Offenbach's The Tales of Hoffmann,
reviewed by GIUSEPPE PENNISI

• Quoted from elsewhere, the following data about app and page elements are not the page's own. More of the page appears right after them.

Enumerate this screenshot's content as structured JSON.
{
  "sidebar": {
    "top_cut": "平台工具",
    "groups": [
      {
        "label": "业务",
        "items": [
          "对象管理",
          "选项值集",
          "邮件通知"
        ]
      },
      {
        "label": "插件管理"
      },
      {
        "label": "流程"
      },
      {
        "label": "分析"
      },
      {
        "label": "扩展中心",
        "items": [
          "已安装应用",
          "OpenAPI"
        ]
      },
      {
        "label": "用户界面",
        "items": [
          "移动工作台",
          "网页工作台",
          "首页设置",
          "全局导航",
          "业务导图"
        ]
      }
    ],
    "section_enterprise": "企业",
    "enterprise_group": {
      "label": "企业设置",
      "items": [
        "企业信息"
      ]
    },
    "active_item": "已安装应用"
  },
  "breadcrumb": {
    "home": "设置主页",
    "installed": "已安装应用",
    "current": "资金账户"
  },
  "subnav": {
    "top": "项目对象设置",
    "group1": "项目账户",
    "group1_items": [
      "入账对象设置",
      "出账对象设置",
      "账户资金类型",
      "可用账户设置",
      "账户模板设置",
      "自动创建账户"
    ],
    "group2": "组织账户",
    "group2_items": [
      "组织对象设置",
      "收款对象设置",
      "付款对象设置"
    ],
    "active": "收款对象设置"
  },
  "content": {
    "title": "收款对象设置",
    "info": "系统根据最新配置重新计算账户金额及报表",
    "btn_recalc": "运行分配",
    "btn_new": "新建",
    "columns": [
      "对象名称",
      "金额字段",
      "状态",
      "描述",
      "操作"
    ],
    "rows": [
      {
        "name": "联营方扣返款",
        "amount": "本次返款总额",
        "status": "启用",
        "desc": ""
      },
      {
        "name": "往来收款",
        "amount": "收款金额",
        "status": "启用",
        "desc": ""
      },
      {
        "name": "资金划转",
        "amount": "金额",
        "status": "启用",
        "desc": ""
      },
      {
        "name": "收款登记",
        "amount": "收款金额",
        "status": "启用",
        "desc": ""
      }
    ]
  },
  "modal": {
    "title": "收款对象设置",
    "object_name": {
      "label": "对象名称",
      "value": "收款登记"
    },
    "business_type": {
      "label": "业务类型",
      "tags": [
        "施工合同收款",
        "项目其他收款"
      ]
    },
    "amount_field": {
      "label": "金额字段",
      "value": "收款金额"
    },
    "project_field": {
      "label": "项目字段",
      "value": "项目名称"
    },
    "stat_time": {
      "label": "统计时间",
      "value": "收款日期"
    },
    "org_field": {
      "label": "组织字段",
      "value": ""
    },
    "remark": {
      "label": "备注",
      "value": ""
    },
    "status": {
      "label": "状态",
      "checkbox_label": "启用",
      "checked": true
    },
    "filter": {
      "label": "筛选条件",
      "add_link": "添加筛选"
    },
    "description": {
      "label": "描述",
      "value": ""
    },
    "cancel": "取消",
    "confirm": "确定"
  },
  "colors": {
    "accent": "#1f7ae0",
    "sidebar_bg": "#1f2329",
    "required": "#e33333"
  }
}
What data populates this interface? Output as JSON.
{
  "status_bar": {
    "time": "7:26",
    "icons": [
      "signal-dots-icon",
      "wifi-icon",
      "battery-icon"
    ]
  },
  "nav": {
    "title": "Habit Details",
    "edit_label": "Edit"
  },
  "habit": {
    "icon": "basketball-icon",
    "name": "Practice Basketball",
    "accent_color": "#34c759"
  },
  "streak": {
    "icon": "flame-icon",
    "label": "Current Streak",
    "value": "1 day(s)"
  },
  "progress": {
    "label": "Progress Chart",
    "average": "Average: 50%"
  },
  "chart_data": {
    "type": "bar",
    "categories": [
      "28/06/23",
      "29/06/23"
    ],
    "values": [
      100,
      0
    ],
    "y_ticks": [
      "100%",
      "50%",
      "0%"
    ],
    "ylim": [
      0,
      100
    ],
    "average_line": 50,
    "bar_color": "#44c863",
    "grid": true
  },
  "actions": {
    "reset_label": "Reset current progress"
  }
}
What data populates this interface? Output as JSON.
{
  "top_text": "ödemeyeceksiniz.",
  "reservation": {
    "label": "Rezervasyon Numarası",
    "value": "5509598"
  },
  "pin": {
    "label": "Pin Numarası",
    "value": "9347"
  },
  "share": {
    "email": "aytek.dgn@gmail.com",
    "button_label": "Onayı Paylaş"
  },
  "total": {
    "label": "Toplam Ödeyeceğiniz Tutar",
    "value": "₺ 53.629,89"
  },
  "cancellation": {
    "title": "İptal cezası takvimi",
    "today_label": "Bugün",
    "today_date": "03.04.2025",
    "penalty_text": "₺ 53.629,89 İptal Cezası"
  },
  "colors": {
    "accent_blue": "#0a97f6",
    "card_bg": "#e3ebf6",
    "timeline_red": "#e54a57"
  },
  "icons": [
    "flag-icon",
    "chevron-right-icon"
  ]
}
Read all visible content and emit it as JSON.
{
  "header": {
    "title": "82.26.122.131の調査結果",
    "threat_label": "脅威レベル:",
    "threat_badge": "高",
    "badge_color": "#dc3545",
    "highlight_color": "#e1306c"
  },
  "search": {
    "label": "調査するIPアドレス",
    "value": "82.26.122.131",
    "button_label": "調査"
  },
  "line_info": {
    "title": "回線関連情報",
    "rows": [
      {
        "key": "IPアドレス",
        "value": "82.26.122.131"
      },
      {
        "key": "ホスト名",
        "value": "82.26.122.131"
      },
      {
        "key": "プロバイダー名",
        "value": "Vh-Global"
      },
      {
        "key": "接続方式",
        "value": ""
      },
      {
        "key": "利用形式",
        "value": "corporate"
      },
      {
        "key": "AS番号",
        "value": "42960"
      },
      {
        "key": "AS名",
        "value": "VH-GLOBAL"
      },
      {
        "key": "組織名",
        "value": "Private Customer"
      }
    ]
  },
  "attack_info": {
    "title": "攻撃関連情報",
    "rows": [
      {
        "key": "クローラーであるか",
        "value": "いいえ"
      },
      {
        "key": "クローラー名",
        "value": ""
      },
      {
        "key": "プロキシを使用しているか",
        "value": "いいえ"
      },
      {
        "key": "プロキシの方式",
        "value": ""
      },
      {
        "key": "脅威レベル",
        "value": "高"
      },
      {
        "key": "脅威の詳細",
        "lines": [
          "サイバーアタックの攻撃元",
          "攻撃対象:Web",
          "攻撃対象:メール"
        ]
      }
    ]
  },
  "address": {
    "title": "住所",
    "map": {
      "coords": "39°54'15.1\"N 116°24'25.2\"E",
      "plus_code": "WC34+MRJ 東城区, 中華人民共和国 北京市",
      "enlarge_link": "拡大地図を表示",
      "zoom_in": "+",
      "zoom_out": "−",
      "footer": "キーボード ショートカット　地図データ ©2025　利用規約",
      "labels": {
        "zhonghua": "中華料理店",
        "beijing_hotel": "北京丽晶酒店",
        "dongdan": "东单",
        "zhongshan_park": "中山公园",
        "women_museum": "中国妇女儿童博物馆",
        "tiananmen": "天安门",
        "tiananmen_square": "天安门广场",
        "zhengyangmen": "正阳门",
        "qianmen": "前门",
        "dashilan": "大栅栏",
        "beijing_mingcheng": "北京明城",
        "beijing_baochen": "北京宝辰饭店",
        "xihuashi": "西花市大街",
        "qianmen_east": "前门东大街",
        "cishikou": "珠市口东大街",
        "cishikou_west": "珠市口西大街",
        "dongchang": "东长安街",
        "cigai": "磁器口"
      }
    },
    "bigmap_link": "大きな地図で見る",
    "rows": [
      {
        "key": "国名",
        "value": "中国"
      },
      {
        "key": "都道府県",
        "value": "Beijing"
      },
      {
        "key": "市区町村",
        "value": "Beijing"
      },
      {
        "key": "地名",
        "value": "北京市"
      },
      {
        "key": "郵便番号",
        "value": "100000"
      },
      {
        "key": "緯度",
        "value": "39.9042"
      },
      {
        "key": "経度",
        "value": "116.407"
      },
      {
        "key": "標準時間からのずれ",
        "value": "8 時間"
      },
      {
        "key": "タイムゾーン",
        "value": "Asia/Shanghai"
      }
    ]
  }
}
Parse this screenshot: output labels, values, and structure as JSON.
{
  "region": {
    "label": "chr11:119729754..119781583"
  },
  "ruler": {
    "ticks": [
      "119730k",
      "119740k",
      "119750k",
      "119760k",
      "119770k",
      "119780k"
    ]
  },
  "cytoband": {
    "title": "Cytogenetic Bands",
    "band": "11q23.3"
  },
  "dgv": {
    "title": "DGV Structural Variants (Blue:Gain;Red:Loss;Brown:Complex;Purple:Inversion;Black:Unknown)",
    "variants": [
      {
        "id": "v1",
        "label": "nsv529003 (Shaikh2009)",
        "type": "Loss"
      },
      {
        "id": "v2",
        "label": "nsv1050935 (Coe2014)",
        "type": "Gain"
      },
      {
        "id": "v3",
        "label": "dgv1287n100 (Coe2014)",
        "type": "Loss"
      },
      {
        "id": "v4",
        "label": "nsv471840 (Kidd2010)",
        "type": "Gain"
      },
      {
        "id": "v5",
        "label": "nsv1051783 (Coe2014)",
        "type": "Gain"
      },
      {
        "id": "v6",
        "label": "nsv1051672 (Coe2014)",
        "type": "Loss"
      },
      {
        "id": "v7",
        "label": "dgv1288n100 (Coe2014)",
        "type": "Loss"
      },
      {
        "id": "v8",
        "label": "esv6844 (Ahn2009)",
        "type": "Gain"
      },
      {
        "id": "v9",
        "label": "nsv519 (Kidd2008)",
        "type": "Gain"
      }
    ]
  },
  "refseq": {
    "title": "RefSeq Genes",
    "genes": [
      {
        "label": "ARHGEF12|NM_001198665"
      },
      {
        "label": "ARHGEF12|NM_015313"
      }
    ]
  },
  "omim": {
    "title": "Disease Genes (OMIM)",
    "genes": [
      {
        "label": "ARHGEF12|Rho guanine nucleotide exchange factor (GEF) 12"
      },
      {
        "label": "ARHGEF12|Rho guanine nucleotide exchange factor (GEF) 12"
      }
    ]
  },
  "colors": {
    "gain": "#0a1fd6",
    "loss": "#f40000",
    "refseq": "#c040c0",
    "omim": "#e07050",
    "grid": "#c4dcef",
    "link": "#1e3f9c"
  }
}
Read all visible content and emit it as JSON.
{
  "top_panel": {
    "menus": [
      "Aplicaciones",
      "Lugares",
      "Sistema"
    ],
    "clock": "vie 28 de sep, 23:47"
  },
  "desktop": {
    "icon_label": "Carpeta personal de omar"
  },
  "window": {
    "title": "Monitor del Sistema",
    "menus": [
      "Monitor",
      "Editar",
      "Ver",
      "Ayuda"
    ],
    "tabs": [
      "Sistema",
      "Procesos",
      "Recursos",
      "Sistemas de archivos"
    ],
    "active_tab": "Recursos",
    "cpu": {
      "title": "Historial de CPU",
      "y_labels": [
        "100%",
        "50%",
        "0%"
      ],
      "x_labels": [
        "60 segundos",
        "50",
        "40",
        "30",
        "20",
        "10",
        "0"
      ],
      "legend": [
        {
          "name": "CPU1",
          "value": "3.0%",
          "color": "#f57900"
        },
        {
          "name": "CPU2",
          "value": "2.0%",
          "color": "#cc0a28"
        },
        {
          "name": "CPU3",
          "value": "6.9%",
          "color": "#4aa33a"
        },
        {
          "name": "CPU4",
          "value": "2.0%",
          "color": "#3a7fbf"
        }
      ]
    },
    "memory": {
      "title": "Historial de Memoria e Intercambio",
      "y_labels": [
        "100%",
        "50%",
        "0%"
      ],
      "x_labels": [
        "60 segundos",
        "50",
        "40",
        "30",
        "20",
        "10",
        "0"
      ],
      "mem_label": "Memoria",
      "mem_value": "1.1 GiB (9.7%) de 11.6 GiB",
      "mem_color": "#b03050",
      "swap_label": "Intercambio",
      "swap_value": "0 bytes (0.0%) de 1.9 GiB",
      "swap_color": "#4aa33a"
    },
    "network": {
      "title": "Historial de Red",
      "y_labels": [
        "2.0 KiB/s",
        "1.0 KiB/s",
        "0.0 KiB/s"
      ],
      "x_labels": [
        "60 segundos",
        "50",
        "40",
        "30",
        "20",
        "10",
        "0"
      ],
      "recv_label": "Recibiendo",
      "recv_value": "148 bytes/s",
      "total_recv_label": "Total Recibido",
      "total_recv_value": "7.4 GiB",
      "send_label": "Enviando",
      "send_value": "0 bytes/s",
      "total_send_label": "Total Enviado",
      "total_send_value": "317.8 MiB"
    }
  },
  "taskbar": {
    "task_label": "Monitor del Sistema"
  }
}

In Jacques Offenbach's Les contes d'Hoffmann, the protagonist (a poet and a would-be womanizer, but with very little luck) tells his love stories to a group of drinking buddies while awaiting his latest conquest, the singer Stella with a lead role in Mozart's Don Giovanni in the nearby theatre. The stories he tells are more bitter than sweet; in each act, he unsuccessfully courts a different woman. When Don Giovanni is over and Stella arrives, the fellow is totally drunk. Of course, she goes out to dinner (and what not) with some other chap. Some time ago, I reviewed the English National Opera / Munich National Theater joint production (Innovative Dramaturgy, 6 August 2012). Last year, a new production began touring small provincial theatres such as those of Pisa, Livorno, Lucca and Novara (Unlucky in Love, 13 February 2014). This season, two additional productions are touring Italy and France. The first started its travels in Rouen. After a stop at the Royal Theatre of Versailles, it is visiting Pavia, Como, Jesi, Cremona and Brescia, for more than thirty performances. The second will debut in Piacenza in January 2015, and after stops in Modena and Reggio Emilia, will reach Toulon and other French cities. There are major economic advantages no doubt in terms of sharing costs and having a larger number of performances.
In this specific case, there is an additional bonus; whilst the Munich staging was quite British and many productions seen in Italy had an Italian flavor, the performance I saw in Jesi on 29 November 2014 was unmistakably French. The director (Frédéric Roels) and set and costumes designers (Bruno de Lavenère and Lionel Lesire) are French, the conductor (Christian Capocaccia) is Italian but with much international experience (including in France) and the main singer (Michael Spadacini) is Belgian but of Italian descent. The others are mainly an international group, mostly trained in the well-known opera school in Como. All had perfect French diction.
Les contes d'Hoffmann should not be confused with the operettas often associated with Offenbach's name. It is a sweet-and-sour apologue about loneliness and passion. Regretfully, the composer died before completing the opera. The three acts are self-contained (and each normally named after the woman Hoffmann is wooing). They are preceded by a short prologue and followed by an equally short epilogue. Normally the director has a certain freedom in the succession of the acts. Whilst the Olympia act has a touch of operetta and requires very agile coloratura and the Giulietta act is pure French melodrama, the Antonia act has music of real tragic passion. Very rarely are they sung by the same soprano, as they require very different vocal textures.
The three main sopranos were young (in their twenties) products of the Como School: Bianca Tognocchi (an Italian coloratura soprano), Maria Mudryak (a Kazak lyric soprano), and Larissa Alice Wissel (a German dramatic soprano). All three were superb. In one of the performances that I did not attend, Larissa Alice Wissel sang all three roles and reportedly acquitted herself very well.
Michael Spadacini took the title role. He is a generous tenor who acts like an acrobat but is accustomed to larger theaters; he ought to have softened his volume and provided a more elegant emission. Abramo Rosalen (in the role of the 'bad guy' taking the women away from Hoffmann) and Alessia Nadin (in the trouser role of the poet's Muse) were perfect.
This was the first time that Les contes d'Hoffmann had been staged in Jesi, and the audience was enthusiastic.